So far, the room was ticking all our boxes. The bathroom however was another matter. While completely fitted with everything you can ask for in a bathroom, it has to be said that the promise of a ‘walk in’ shower was a grandiose one. ‘Squeeze-in’ was more like it and the shower head was placed so low that I actually bumped my head on it. Stark concrete walls and a neon squiggle as a mirror light seemed at odds with the comfort of the room outside but these were small niggles and honestly nothing to make a to-do about.
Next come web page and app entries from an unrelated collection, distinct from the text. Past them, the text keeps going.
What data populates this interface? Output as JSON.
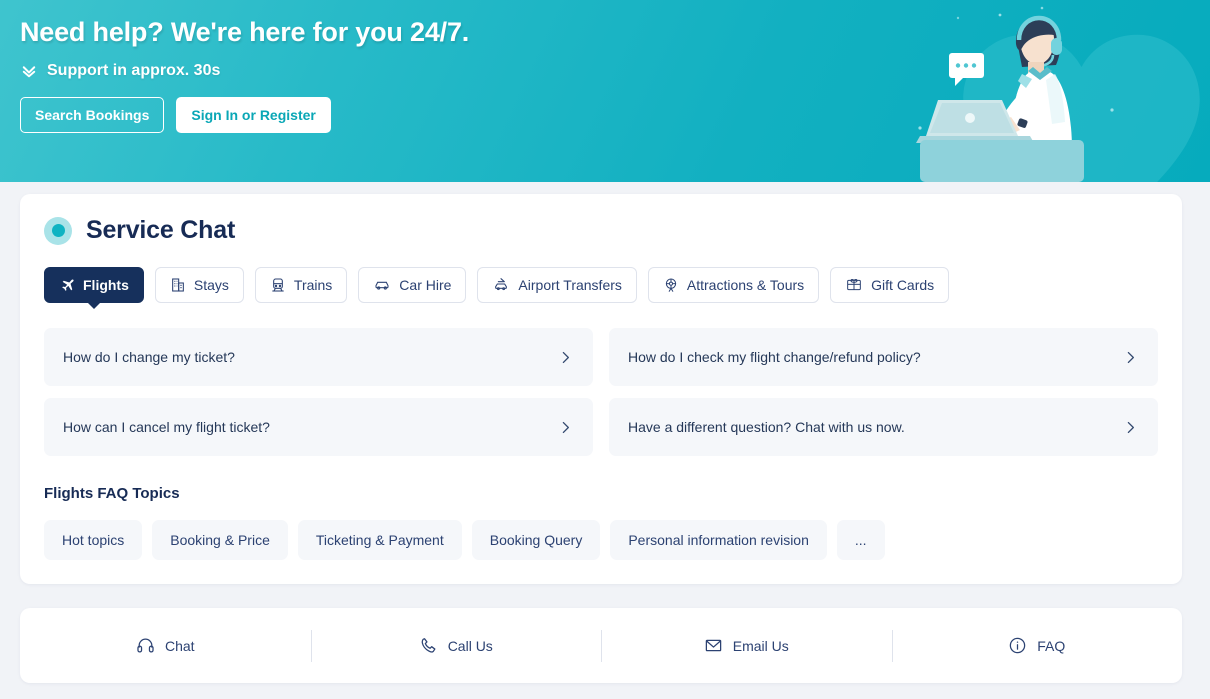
{
  "hero": {
    "title": "Need help? We're here for you 24/7.",
    "subtitle": "Support in approx. 30s",
    "chevron_icon": "double-chevron-down-icon",
    "search_bookings_label": "Search Bookings",
    "sign_in_label": "Sign In or Register",
    "illustration": "customer-service-agent-illustration",
    "bg_color_start": "#3fc4ce",
    "bg_color_end": "#06abbd"
  },
  "service_chat": {
    "title": "Service Chat",
    "status_dot_color": "#0fb3c2",
    "tabs": [
      {
        "label": "Flights",
        "icon": "airplane-icon",
        "active": true
      },
      {
        "label": "Stays",
        "icon": "hotel-icon",
        "active": false
      },
      {
        "label": "Trains",
        "icon": "train-icon",
        "active": false
      },
      {
        "label": "Car Hire",
        "icon": "car-icon",
        "active": false
      },
      {
        "label": "Airport Transfers",
        "icon": "airport-transfer-icon",
        "active": false
      },
      {
        "label": "Attractions & Tours",
        "icon": "ferris-wheel-icon",
        "active": false
      },
      {
        "label": "Gift Cards",
        "icon": "gift-card-icon",
        "active": false
      }
    ],
    "questions": [
      {
        "text": "How do I change my ticket?"
      },
      {
        "text": "How do I check my flight change/refund policy?"
      },
      {
        "text": "How can I cancel my flight ticket?"
      },
      {
        "text": "Have a different question? Chat with us now."
      }
    ],
    "topics_heading": "Flights FAQ Topics",
    "topics": [
      {
        "label": "Hot topics"
      },
      {
        "label": "Booking & Price"
      },
      {
        "label": "Ticketing & Payment"
      },
      {
        "label": "Booking Query"
      },
      {
        "label": "Personal information revision"
      },
      {
        "label": "..."
      }
    ],
    "active_tab_color": "#16305c"
  },
  "footer": {
    "items": [
      {
        "label": "Chat",
        "icon": "headset-icon"
      },
      {
        "label": "Call Us",
        "icon": "phone-icon"
      },
      {
        "label": "Email Us",
        "icon": "envelope-icon"
      },
      {
        "label": "FAQ",
        "icon": "info-circle-icon"
      }
    ]
  }
}
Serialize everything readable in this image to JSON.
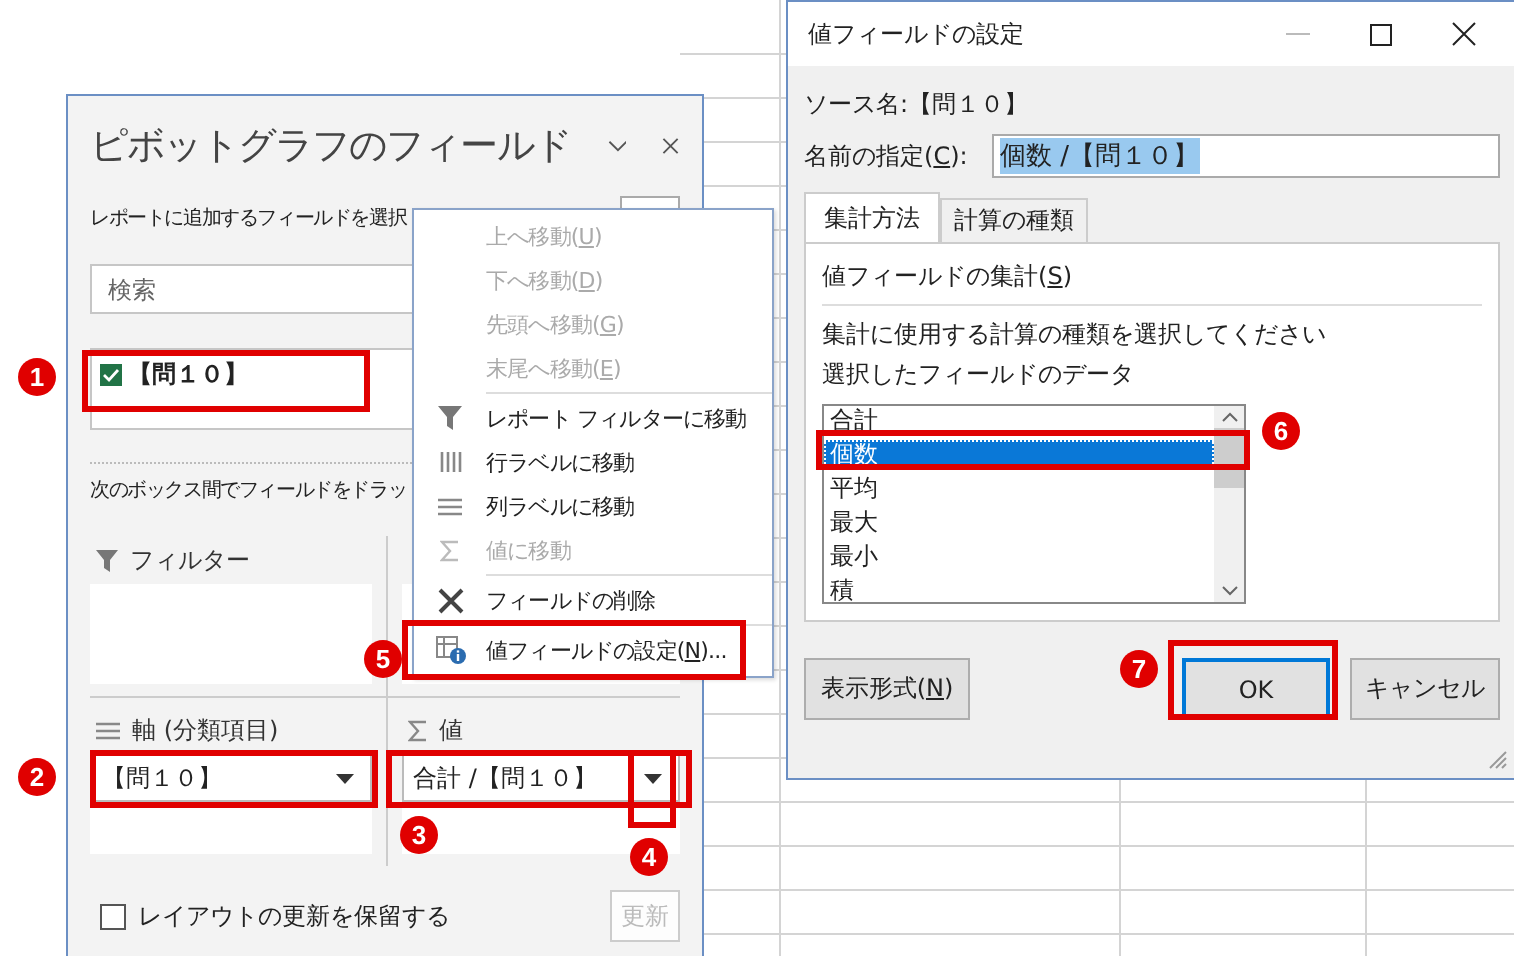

Fitted with a flat screen TV, decent wi-fi, air-conditioning, and an in-room safe, our room at Abode managed to be cosy, charming and quirky all at the same time.
Abode offers breakfast as part of the package. Served between 7 and 11am every day, you can help yourself to cereals, toasts, jam, butter, marmalade and even Marmite and Nutella! A nod to Indian tastes can be seen in the rice pudding and the sevaiyan bowls laid out on the small buffet table. In addition, eggs to order, coffee, tea and fresh juices made for an appealing and more than adequate start to the day. Eating at the large community table is also a great way to meet the other guests and plan your day. I found the dining arrangements at Abode to be extremely charming and more reminiscent of a hostel or a B&B rather than a stuffy regular hotel. During the day, you can order from a limited menu that offers street-food inspired snacks such as bhel puri and Bombay sandwiches. But with prices that hover around the Rs. 250 bracket per item, you would be wiser just stepping outside the hotel to eat.
In a bid to do several things differently, Abode also offers spa services courtesy a local school for the blind that trains their students in massage therapy, an airport pick up and drop off service that employs only female drivers, a partnership with a nearby gym in case you need to work out, and a range of attractive souvenirs such as scarves, hand-painted cards, handmade candles, and tribal jewellery made by local artisans. If you fall madly in love with any of the fixtures in your room or fittings in the lobby, don’t be afraid to ask the management about them. You will be surprised to find that a lot of the items are in fact for sale.
To sum it up Abode is an ideal destination for the traveller looking for something different. For the backpacker in need of some pampering or for a staycation that offers you the best of both worlds – the luxury of a hotel and the comfort of a home. Check out Abode at their Facebook page -www.facebook.com/AbodeBombay or at their swoon-worthy website –